Search the data for "this" and copy every matching line.

[Page and application data records]
+ + + + +

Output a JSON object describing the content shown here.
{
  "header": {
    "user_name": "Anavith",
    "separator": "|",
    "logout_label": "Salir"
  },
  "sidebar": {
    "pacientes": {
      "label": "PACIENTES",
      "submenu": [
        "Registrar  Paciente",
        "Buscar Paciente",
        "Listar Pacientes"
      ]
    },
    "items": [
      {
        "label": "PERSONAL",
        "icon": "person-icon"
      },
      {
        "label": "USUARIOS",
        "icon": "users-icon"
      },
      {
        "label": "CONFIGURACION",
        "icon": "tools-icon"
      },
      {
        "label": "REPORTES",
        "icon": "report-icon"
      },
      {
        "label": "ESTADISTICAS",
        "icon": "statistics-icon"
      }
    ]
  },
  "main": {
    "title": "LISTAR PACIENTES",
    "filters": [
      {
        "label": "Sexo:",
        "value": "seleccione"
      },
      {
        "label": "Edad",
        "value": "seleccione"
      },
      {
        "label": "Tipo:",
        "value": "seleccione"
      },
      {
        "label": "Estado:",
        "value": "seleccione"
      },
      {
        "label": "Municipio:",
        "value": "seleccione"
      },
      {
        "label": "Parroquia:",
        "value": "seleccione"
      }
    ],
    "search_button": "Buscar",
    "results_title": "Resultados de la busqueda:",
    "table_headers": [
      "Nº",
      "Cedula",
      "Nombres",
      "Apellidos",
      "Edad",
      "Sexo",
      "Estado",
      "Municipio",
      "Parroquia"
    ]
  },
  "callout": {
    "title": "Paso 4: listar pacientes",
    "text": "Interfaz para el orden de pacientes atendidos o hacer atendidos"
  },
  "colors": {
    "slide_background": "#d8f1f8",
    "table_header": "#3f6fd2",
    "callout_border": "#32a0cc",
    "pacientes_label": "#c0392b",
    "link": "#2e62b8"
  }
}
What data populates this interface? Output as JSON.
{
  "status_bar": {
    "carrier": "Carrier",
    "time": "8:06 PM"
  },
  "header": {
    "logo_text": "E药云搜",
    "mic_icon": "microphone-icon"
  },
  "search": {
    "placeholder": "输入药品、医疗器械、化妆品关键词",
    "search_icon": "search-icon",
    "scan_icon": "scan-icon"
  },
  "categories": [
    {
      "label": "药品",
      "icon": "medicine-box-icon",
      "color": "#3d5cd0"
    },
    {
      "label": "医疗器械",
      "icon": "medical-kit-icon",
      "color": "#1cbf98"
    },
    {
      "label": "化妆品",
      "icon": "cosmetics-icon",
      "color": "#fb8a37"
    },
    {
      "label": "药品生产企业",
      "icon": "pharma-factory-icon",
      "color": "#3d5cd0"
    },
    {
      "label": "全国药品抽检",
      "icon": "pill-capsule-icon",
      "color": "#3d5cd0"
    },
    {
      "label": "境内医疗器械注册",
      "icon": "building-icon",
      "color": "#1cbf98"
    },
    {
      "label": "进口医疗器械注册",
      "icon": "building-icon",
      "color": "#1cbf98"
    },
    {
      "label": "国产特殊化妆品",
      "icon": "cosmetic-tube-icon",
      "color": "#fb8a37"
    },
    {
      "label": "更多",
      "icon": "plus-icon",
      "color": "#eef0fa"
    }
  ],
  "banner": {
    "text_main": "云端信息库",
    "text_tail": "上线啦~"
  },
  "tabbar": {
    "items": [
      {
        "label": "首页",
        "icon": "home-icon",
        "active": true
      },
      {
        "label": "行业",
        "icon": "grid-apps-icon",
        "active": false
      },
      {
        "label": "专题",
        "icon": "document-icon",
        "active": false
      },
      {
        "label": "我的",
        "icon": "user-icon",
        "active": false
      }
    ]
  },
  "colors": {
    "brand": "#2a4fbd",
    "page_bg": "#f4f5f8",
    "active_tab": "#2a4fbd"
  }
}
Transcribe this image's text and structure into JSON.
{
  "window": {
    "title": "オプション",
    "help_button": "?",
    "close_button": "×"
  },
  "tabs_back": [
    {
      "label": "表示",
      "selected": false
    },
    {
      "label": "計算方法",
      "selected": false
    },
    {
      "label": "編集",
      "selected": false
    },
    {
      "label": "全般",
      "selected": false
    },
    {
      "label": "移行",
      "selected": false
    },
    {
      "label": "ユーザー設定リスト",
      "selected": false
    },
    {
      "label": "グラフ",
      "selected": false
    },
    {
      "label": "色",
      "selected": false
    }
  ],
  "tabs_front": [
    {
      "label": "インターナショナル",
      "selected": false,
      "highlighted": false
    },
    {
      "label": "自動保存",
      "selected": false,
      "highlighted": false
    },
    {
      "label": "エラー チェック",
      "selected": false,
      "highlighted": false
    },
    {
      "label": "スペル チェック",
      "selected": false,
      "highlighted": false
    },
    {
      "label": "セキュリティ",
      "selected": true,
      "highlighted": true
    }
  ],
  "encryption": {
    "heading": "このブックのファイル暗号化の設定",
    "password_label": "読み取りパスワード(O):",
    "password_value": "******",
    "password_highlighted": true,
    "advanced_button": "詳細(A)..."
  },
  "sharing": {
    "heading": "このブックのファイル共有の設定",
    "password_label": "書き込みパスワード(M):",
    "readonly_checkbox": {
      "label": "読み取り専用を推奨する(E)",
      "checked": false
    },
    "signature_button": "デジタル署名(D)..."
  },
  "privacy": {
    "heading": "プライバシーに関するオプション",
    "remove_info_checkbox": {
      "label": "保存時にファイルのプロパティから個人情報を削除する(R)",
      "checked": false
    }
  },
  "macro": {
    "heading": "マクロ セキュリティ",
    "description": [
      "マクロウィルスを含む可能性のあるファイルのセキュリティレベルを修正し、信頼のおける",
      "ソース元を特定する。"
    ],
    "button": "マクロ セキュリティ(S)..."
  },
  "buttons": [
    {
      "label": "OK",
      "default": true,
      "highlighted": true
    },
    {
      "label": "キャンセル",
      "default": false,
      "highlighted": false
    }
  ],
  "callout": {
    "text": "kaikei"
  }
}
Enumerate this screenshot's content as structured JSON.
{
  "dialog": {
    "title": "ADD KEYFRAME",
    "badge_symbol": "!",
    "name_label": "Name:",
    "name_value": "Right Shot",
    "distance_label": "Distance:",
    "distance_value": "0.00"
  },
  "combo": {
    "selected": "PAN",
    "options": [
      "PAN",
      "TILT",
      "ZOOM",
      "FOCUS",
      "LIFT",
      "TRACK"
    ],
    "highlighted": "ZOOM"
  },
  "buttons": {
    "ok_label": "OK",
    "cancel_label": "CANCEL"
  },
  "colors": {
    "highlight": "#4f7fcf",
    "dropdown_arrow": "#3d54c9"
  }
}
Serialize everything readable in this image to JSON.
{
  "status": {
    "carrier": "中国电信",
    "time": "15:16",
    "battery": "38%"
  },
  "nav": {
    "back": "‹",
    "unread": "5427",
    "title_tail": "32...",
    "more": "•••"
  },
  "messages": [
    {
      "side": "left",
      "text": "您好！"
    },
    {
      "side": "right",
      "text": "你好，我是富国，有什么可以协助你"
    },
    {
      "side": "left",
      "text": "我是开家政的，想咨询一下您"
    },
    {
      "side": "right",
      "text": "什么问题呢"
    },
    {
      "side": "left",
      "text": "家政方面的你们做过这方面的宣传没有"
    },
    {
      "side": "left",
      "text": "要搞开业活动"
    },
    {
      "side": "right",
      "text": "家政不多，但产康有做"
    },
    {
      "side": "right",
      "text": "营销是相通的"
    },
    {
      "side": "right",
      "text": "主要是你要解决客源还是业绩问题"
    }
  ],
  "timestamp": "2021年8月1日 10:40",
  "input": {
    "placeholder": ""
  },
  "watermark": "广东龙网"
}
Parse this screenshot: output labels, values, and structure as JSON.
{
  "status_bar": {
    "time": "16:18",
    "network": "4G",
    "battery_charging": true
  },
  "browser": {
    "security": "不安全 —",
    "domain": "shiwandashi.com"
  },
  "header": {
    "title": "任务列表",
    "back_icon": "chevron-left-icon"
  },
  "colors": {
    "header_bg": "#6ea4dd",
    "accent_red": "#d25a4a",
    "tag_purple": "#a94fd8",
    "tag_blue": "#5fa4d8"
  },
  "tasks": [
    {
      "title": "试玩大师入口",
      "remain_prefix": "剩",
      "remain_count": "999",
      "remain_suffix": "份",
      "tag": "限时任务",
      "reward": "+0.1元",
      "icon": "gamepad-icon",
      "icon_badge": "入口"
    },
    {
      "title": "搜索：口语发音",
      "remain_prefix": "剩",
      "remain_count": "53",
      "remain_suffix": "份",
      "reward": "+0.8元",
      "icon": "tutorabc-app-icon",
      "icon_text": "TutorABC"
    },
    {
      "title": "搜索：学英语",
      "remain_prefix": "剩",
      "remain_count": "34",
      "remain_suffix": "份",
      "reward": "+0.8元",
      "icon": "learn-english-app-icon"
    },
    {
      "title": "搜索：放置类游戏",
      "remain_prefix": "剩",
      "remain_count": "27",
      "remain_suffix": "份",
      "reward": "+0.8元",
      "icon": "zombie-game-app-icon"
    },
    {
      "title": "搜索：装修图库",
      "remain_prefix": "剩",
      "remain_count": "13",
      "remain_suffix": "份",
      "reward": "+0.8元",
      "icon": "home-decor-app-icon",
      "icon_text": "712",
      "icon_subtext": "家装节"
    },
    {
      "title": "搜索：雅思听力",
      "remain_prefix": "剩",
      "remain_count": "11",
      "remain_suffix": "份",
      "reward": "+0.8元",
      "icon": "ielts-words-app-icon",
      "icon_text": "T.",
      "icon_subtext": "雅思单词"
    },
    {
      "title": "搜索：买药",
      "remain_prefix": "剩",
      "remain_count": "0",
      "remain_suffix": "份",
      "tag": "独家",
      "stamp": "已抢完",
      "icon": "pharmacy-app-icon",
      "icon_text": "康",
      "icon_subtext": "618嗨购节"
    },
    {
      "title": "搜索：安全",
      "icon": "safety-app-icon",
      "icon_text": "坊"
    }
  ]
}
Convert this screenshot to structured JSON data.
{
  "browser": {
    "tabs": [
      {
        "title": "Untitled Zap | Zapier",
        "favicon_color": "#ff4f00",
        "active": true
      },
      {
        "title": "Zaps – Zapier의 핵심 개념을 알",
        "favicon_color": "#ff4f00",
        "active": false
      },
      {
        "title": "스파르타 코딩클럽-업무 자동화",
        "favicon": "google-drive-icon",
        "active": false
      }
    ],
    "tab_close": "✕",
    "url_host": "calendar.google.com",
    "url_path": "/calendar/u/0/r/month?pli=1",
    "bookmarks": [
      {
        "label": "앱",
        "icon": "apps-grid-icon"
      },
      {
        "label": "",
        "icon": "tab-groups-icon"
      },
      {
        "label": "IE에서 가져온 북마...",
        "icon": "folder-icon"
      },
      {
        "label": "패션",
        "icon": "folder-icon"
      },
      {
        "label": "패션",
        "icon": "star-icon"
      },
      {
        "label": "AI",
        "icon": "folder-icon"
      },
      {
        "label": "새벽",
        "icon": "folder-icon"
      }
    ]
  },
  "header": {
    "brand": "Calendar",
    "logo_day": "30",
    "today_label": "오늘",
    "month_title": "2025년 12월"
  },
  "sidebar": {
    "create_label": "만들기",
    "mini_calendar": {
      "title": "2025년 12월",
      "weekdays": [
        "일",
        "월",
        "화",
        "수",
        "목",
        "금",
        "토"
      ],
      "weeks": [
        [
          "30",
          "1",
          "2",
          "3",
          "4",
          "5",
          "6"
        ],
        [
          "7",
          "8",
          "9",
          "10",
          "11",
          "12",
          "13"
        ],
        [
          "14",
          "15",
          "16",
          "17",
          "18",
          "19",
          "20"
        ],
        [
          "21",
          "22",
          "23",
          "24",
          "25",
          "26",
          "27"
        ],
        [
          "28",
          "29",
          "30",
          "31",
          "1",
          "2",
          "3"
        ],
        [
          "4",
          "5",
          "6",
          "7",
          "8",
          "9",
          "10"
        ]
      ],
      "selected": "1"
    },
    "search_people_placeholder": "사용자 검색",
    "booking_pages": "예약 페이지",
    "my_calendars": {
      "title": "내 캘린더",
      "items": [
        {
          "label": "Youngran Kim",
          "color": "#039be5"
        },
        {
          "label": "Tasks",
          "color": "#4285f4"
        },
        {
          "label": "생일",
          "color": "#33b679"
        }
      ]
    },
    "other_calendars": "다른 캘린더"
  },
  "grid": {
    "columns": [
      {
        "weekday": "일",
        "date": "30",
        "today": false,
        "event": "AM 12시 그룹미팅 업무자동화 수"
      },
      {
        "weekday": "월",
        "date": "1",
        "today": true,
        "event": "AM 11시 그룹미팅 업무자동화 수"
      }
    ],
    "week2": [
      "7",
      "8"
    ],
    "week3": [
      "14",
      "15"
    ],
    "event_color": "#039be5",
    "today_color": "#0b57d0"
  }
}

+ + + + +

**ANSWER SPACE**
What data populates this interface? Output as JSON.
Transcribe this image's text and structure into JSON.
Enumerate this screenshot's content as structured JSON.
Serialize everything readable in this image to JSON.
Parse this screenshot: output labels, values, and structure as JSON.
Convert this screenshot to structured JSON data.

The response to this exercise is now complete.